9. Ibid. (2004). de phyir dngos po ‘di dag ni / kun rdzob kho na'i mtshan nyid ‘dzin / gal te ‘di bdag don ‘dod na / de la bdag gis ci zhig bya // ma brtags gcig pun yams dga'zhing / skye dang ‘jig pa'ichos can pa / don byed pa dag nus rnams kyis / rang bzhin kun rdzob pa yin rtogs //.
10. In Tibetan classifications of Indian Buddhist thinkers, Śāntarakṣita was considered to be the quintessential exponent of the school of thought which was simply known as Yogācāra-Madhyamaka (rnal ‘byor spyod pa'i dbu ma pa) during the early period of Buddhism in Tibet, and later as “Yogācāra-Svātantrika-Madhyamaka” (rnal ‘byor spyod pa'i dbu ma rang rgyud pa). The terms retranslated into Sanskrit from the Tibetan are neologisms, never used by the actual Indian philosophers to whom they were applied.
11. Blumenthal, 2004. rgyu dang ‘bras bur gyur pa yang / shes pa ‘ba' zhig kho na ste / rang gis grub pa gang yin pa / de ni shes par gnas pa yin //.
12. Ibid. 284. sems tsam la na brten nas su / phyi rol dngos med shes par bya / tshul ‘dir brten nas de la yang / shin tu bdag med shes par bya //.
13. For a detailed treatment of this process, see Blumenthal (2004).
14. Sara McClintock discusses Śāntarakṣita's use of sliding scales of analysis in his application of logical form in McClintock (2003) and (2010). Blumenthal (2004) discusses the use of shifting provisionalities in MA as well. Georges Dreyfus discusses a similar utilization of sliding scales in the works of Dharmakīrti in Dreyfus (1997).
15. The tradition of logico-epistemological discourse, including both Buddhist and non-Buddhist proponents is often referred to by the Sanskrit neologism, “pramāṇavāda” in reference to this discourse on pramāṇas, means of valid knowledge.
16. The pre-Dignāga Nyāyā school proposed four types of pramāṇa: perception, inference, verbal testimony, and analogy.
17. There are four types of perception put forth by Dignāga and subsequent pramāṇavāda thinkers, all of which cognize particulars (svalakṣaṇa): sense perception, mental perception, self-cognizing cognition, and yogic direct perception.
18. Every inference has three key components: a subject (dharmin), a predicate (sādhyadharma), and a reason (hetu). There is also an optional example (dṛṣṭānta) given at the end. Perhaps the most common example in Buddhist literature of an inference (anumāna) would be, “Sound is impermanent because it is a product, like a pot.” In this case, “sound” is the subject, “is impermanent,” is the predicate, and “because it is a product,” is the reason.
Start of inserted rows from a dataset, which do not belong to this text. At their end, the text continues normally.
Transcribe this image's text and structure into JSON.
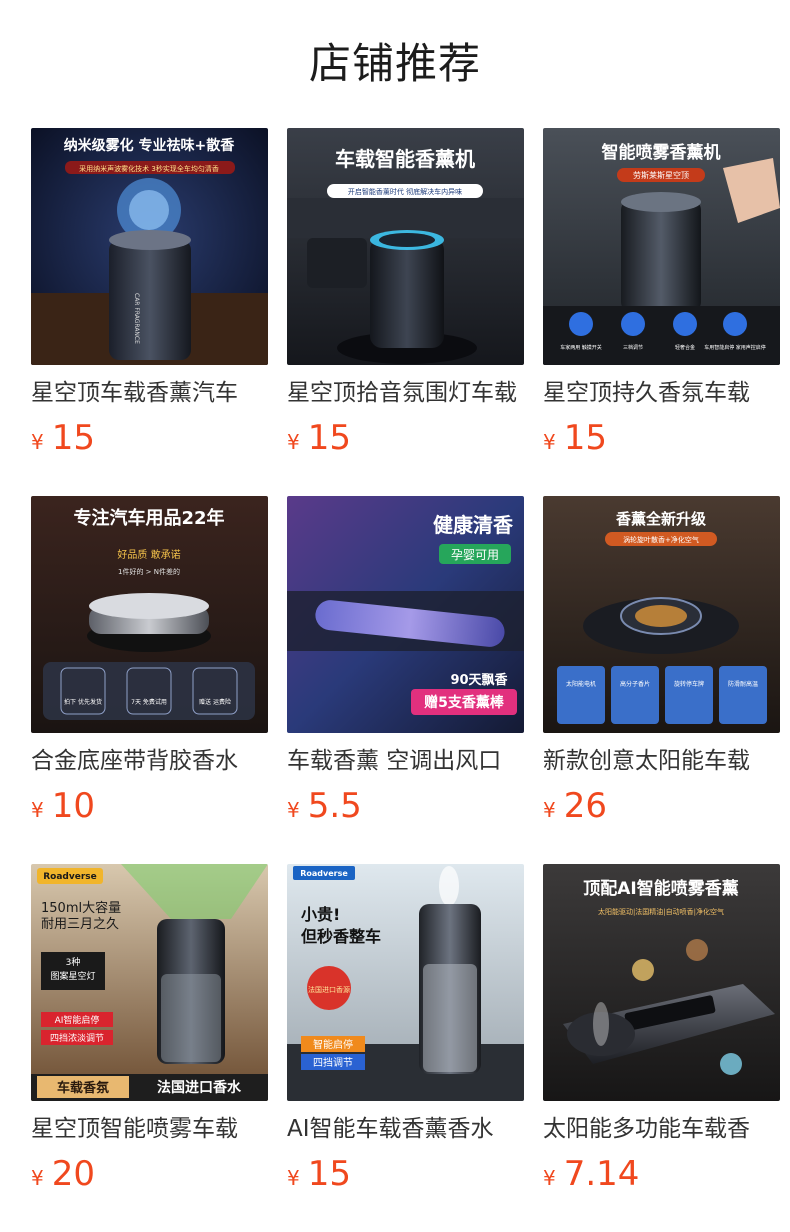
{
  "page_title": "店铺推荐",
  "currency_symbol": "¥",
  "products": [
    {
      "name": "星空顶车载香薰汽车",
      "price": "15",
      "banner": [
        "纳米级雾化  专业祛味+散香",
        "采用纳米声波雾化技术  3秒实现全车均匀清香"
      ],
      "device_text": "CAR FRAGRANCE"
    },
    {
      "name": "星空顶拾音氛围灯车载",
      "price": "15",
      "banner": [
        "车载智能香薰机",
        "开启智能香薰时代 彻底解决车内异味"
      ]
    },
    {
      "name": "星空顶持久香氛车载",
      "price": "15",
      "banner": [
        "智能喷雾香薰机",
        "劳斯莱斯星空顶"
      ],
      "icon_labels": [
        "车家两用 触摸开关",
        "三档调节",
        "轻奢合金",
        "车用智能启停 家用声控启停"
      ]
    },
    {
      "name": "合金底座带背胶香水",
      "price": "10",
      "banner": [
        "专注汽车用品22年",
        "好品质 敢承诺",
        "1件好的 > N件差的"
      ],
      "badges": [
        "拍下 优先发货",
        "7天 免费试用",
        "赠送 运费险"
      ]
    },
    {
      "name": "车载香薰 空调出风口",
      "price": "5.5",
      "banner": [
        "健康清香",
        "孕婴可用",
        "90天飘香",
        "赠5支香薰棒"
      ]
    },
    {
      "name": "新款创意太阳能车载",
      "price": "26",
      "banner": [
        "香薰全新升级",
        "涡轮旋叶散香+净化空气"
      ],
      "features": [
        "太阳能电机",
        "高分子香片",
        "旋转停车牌",
        "防滑耐高温"
      ]
    },
    {
      "name": "星空顶智能喷雾车载",
      "price": "20",
      "banner": [
        "Roadverse",
        "150ml大容量",
        "耐用三月之久",
        "3种",
        "图案星空灯",
        "AI智能启停",
        "四挡浓淡调节",
        "车载香氛",
        "法国进口香水"
      ]
    },
    {
      "name": "AI智能车载香薰香水",
      "price": "15",
      "banner": [
        "Roadverse",
        "小贵!",
        "但秒香整车",
        "智能启停",
        "四挡调节",
        "法国进口香源"
      ]
    },
    {
      "name": "太阳能多功能车载香",
      "price": "7.14",
      "banner": [
        "顶配AI智能喷雾香薰",
        "太阳能驱动|法国精油|自动喷香|净化空气"
      ]
    }
  ]
}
In order for the reason to be considered valid, it must meet three modes of criterion (trirūpya). The first is that the subject has the property of the reason (pakṣadharmatā). In this example, the first criterion is satisfied if all instances of sound actually are (i.e., “have the property of”) products. The second criterion is know as the forward pervasion (anvayavyāpti). This is the first of a two part examination of the relationship between the predicate and the reason. This criterion is satisfied if all instances of the predicate are pervaded by the reason, or in the given example, if all impermanent things are included among, or pervaded by, the category of things that are produced. In Buddhist discourse, a ‘product’ refers to a phenomena that is produced by causes and conditions. The final criterion is the counter pervasion (vyatirekavyāpti) and this is satisfied if there are no instances of the reason that are not also instances of the predicate. In the given example, if there are not products that are not impermanent, then this criterion is satisfied.
19. Dreyfus 1997 and Hattori 1980 both emphasize the importance of the psychological dimension to Śāntarakṣita's exclusion theory.